The Canadiens team defense was not bad but it wasn’t spectacular either. Their top two defensemen, Andrei Markov and Subban, are excellent players but are more known for their offensive skill than their shutdown abilities, although in all fairness to Markov he excels at both. Markov also takes few penalties (9 minors, compared to 31 for Subban), a subtle skill that rewards his team. The Canadiens also lean heavily on Josh Gorges and Tomas Plekanec, a talented defensive center who is the poor man’s Anze Kopitar.
Advantage: Slight Canadiens
Tampa Bay: +0.5 Power-Play GVT (18.5%), -0.5 Penalty-Killing GVT (80.7%)
Montreal: -2.9 Power Play GVT (17.2%), +7.4 Penalty-Killing GVT (85.1%)
The Tampa Bay special teams were as close to average as you can get, although there is one important stat to remember: The Lightning scored 5.65 goals per 60 minutes at 5-on-4 without Stamkos, but 8.48 with him. You can bet that Stamkos will be on the ice for at least 90% of all Lightning power-plays during this series.

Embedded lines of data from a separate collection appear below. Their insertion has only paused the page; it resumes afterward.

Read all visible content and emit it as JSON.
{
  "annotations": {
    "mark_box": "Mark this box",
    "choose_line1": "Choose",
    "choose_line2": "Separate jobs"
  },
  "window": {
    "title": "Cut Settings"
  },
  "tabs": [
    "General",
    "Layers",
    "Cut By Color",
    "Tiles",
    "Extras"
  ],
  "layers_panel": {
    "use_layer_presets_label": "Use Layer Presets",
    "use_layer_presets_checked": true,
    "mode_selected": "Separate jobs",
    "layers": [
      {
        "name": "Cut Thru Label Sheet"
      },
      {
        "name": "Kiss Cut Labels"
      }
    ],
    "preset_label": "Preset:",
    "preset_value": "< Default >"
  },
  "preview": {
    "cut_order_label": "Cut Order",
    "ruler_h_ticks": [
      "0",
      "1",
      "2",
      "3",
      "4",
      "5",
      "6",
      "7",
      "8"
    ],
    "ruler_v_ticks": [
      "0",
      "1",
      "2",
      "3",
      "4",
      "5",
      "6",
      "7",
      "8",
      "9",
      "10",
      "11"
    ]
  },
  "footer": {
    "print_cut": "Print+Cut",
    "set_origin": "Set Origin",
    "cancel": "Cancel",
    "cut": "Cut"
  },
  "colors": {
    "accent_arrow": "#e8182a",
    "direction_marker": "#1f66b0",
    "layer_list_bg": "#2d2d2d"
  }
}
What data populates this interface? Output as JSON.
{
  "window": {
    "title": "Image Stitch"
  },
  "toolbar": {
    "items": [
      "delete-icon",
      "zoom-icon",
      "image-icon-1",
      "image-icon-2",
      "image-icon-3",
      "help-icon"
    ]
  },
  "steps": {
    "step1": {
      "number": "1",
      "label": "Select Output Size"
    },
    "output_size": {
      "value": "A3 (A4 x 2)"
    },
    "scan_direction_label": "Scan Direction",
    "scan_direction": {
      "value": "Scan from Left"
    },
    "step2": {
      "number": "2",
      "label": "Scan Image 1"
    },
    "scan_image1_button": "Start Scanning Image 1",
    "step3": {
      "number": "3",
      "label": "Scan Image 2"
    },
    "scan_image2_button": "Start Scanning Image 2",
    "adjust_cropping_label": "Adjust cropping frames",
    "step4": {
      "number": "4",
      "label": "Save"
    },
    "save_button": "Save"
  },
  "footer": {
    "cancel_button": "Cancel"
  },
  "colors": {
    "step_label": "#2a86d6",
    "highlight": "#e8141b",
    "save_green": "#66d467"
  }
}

As for Montreal, their special teams were made in the image of the rest of their season. The power-play was slightly below average, a huge step down from 2012-13 when their 20.7% success rate was the fifth-best in the league, while the penalty-killing was average but made to look good by the Montreal goaltending’s 0.900 save percentage at 5-on-4 (the league average was 0.882).
0.891 and 0.904 – The 2013-14 and career save percentages of Anders Lindback. With Ben Bishop injured, Lindback will get the call for Game 1, and possibly more. While it may not seem like much, the difference between a 0.904 save percentage and 0.924 is approximately 0.6 goals per game. In playoff games that will often finish 2-1 or 3-2 and go to overtime, that could make all the difference. History is filled with examples of goaltenders with unspectacular statistics who rise to the occasion in the playoffs, but it also tells us that a goaltender’s career save percentage is probably a decent estimate of his true talent level.

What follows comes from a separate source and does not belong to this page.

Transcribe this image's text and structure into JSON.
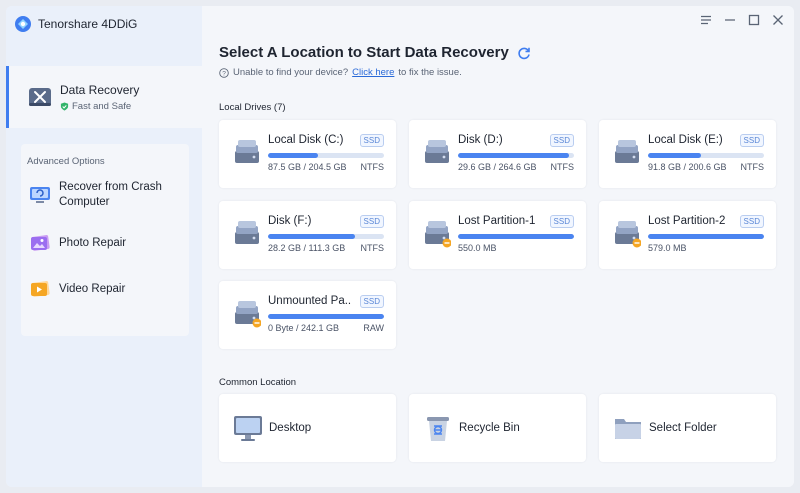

Full disclosure: I am a Montrealer, and it would be nice see the team make a nice run in the playoffs. There is also a tradition of goaltender-fuelled playoff heroics, from Patrick Roy to Jaroslav Halak. In practice, however, there is little statistically to favor the Canadiens except goaltending. The scenario where the Canadiens win the series: Ben Bishop is either injured or returns too soon and plays sub-optimally, Carey Price keeps the team in games, and a few lucky bounces go the team’s way. The scenario where the Lightning win the series: most of the others.
Prediction: Tampa Bay Lightning in 7 games.
A version of this story originally appeared at ESPN Insider.
Tom Awad is one of the founding authors of Hockey Prospectus, a long-time contributor at ESPN Insider with his Player Power Rankings and Conn Smythe Watch, an author of all four of our annuals, and the creator of all of the Goals Versus Threshold (GVT) metric and the VUKOTA